* _PROBLEM STATEMENT_
This exercise calls for duplicating every entry below exactly, without the images.
Segment Start: EXTRACTED INFORMATION
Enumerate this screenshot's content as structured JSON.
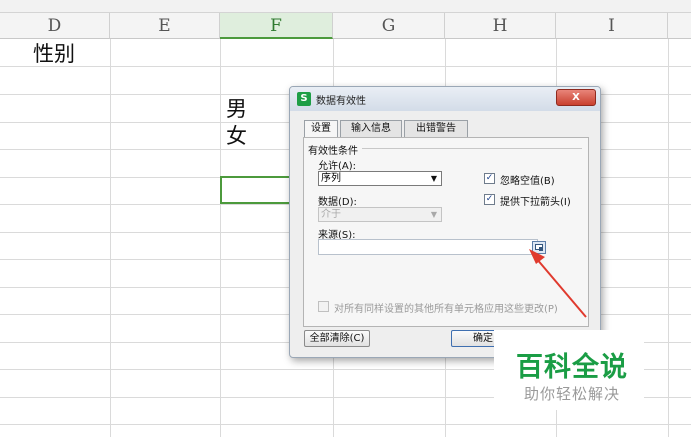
{
  "sheet": {
    "columns": [
      "D",
      "E",
      "F",
      "G",
      "H",
      "I"
    ],
    "active_column": "F",
    "cells": {
      "d2": "性别",
      "f4": "男",
      "f5": "女"
    }
  },
  "dialog": {
    "title": "数据有效性",
    "close_label": "X",
    "tabs": [
      "设置",
      "输入信息",
      "出错警告"
    ],
    "active_tab": "设置",
    "section_title": "有效性条件",
    "allow_label": "允许(A):",
    "allow_value": "序列",
    "data_label": "数据(D):",
    "data_value": "介于",
    "ignore_blank_label": "忽略空值(B)",
    "ignore_blank_checked": true,
    "dropdown_label": "提供下拉箭头(I)",
    "dropdown_checked": true,
    "source_label": "来源(S):",
    "source_value": "",
    "apply_all_label": "对所有同样设置的其他所有单元格应用这些更改(P)",
    "apply_all_checked": false,
    "clear_all_label": "全部清除(C)",
    "ok_label": "确定"
  },
  "watermark": {
    "main": "百科全说",
    "sub": "助你轻松解决"
  },
  "colors": {
    "accent_green": "#4c9a3c",
    "annotation_red": "#e03a2e",
    "watermark_green": "#1a9d45"
  }
}
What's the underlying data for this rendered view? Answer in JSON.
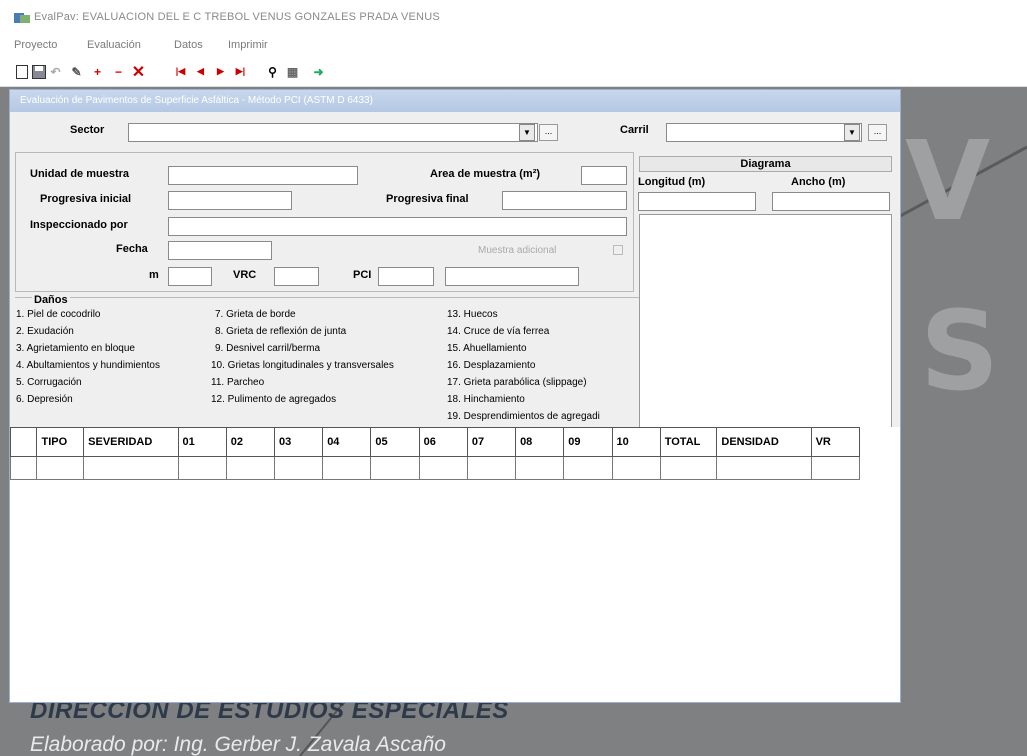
{
  "window_title": "EvalPav: EVALUACION DEL E C TREBOL VENUS GONZALES PRADA VENUS",
  "menu": [
    {
      "label": "Proyecto"
    },
    {
      "label": "Evaluación"
    },
    {
      "label": "Datos"
    },
    {
      "label": "Imprimir"
    }
  ],
  "form_title": "Evaluación de Pavimentos de Superficie Asfáltica - Método PCI (ASTM D 6433)",
  "fields": {
    "sector": "Sector",
    "carril": "Carril",
    "ellipsis": "...",
    "unidad_muestra": "Unidad de muestra",
    "area_muestra": "Area de muestra (m²)",
    "progresiva_inicial": "Progresiva inicial",
    "progresiva_final": "Progresiva final",
    "inspeccionado_por": "Inspeccionado por",
    "fecha": "Fecha",
    "muestra_adicional": "Muestra adicional",
    "m": "m",
    "vrc": "VRC",
    "pci": "PCI"
  },
  "diagrama": {
    "title": "Diagrama",
    "longitud": "Longitud (m)",
    "ancho": "Ancho (m)"
  },
  "danos": {
    "title": "Daños",
    "col1": [
      "1. Piel de cocodrilo",
      "2. Exudación",
      "3. Agrietamiento en bloque",
      "4. Abultamientos y hundimientos",
      "5. Corrugación",
      "6. Depresión"
    ],
    "col2": [
      "7. Grieta de borde",
      "8. Grieta de reflexión de junta",
      "9. Desnivel carril/berma",
      "10. Grietas longitudinales y transversales",
      "11. Parcheo",
      "12. Pulimento de agregados"
    ],
    "col3": [
      "13. Huecos",
      "14. Cruce de vía ferrea",
      "15. Ahuellamiento",
      "16. Desplazamiento",
      "17. Grieta parabólica (slippage)",
      "18. Hinchamiento",
      "19. Desprendimientos de agregadi"
    ]
  },
  "grid": {
    "headers": [
      "",
      "TIPO",
      "SEVERIDAD",
      "01",
      "02",
      "03",
      "04",
      "05",
      "06",
      "07",
      "08",
      "09",
      "10",
      "TOTAL",
      "DENSIDAD",
      "VR"
    ]
  },
  "background": {
    "line1": "DIRECCION DE ESTUDIOS ESPECIALES",
    "line2": "Elaborado por: Ing. Gerber J. Zavala Ascaño",
    "letters": [
      "V",
      "S"
    ]
  }
}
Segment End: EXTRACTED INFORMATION
* _FINISHED TASK_
Enumerate this screenshot's content as structured JSON.
{
  "sheet": {
    "columns": [
      "D",
      "E",
      "F",
      "G",
      "H",
      "I"
    ],
    "active_column": "F",
    "cells": {
      "d2": "性别",
      "f4": "男",
      "f5": "女"
    }
  },
  "dialog": {
    "title": "数据有效性",
    "close_label": "X",
    "tabs": [
      "设置",
      "输入信息",
      "出错警告"
    ],
    "active_tab": "设置",
    "section_title": "有效性条件",
    "allow_label": "允许(A):",
    "allow_value": "序列",
    "data_label": "数据(D):",
    "data_value": "介于",
    "ignore_blank_label": "忽略空值(B)",
    "ignore_blank_checked": true,
    "dropdown_label": "提供下拉箭头(I)",
    "dropdown_checked": true,
    "source_label": "来源(S):",
    "source_value": "",
    "apply_all_label": "对所有同样设置的其他所有单元格应用这些更改(P)",
    "apply_all_checked": false,
    "clear_all_label": "全部清除(C)",
    "ok_label": "确定"
  },
  "watermark": {
    "main": "百科全说",
    "sub": "助你轻松解决"
  },
  "colors": {
    "accent_green": "#4c9a3c",
    "annotation_red": "#e03a2e",
    "watermark_green": "#1a9d45"
  }
}
What's the underlying data for this rendered view? Answer in JSON.
{
  "window_title": "EvalPav: EVALUACION DEL E C TREBOL VENUS GONZALES PRADA VENUS",
  "menu": [
    {
      "label": "Proyecto"
    },
    {
      "label": "Evaluación"
    },
    {
      "label": "Datos"
    },
    {
      "label": "Imprimir"
    }
  ],
  "form_title": "Evaluación de Pavimentos de Superficie Asfáltica - Método PCI (ASTM D 6433)",
  "fields": {
    "sector": "Sector",
    "carril": "Carril",
    "ellipsis": "...",
    "unidad_muestra": "Unidad de muestra",
    "area_muestra": "Area de muestra (m²)",
    "progresiva_inicial": "Progresiva inicial",
    "progresiva_final": "Progresiva final",
    "inspeccionado_por": "Inspeccionado por",
    "fecha": "Fecha",
    "muestra_adicional": "Muestra adicional",
    "m": "m",
    "vrc": "VRC",
    "pci": "PCI"
  },
  "diagrama": {
    "title": "Diagrama",
    "longitud": "Longitud (m)",
    "ancho": "Ancho (m)"
  },
  "danos": {
    "title": "Daños",
    "col1": [
      "1. Piel de cocodrilo",
      "2. Exudación",
      "3. Agrietamiento en bloque",
      "4. Abultamientos y hundimientos",
      "5. Corrugación",
      "6. Depresión"
    ],
    "col2": [
      "7. Grieta de borde",
      "8. Grieta de reflexión de junta",
      "9. Desnivel carril/berma",
      "10. Grietas longitudinales y transversales",
      "11. Parcheo",
      "12. Pulimento de agregados"
    ],
    "col3": [
      "13. Huecos",
      "14. Cruce de vía ferrea",
      "15. Ahuellamiento",
      "16. Desplazamiento",
      "17. Grieta parabólica (slippage)",
      "18. Hinchamiento",
      "19. Desprendimientos de agregadi"
    ]
  },
  "grid": {
    "headers": [
      "",
      "TIPO",
      "SEVERIDAD",
      "01",
      "02",
      "03",
      "04",
      "05",
      "06",
      "07",
      "08",
      "09",
      "10",
      "TOTAL",
      "DENSIDAD",
      "VR"
    ]
  },
  "background": {
    "line1": "DIRECCION DE ESTUDIOS ESPECIALES",
    "line2": "Elaborado por: Ing. Gerber J. Zavala Ascaño",
    "letters": [
      "V",
      "S"
    ]
  }
}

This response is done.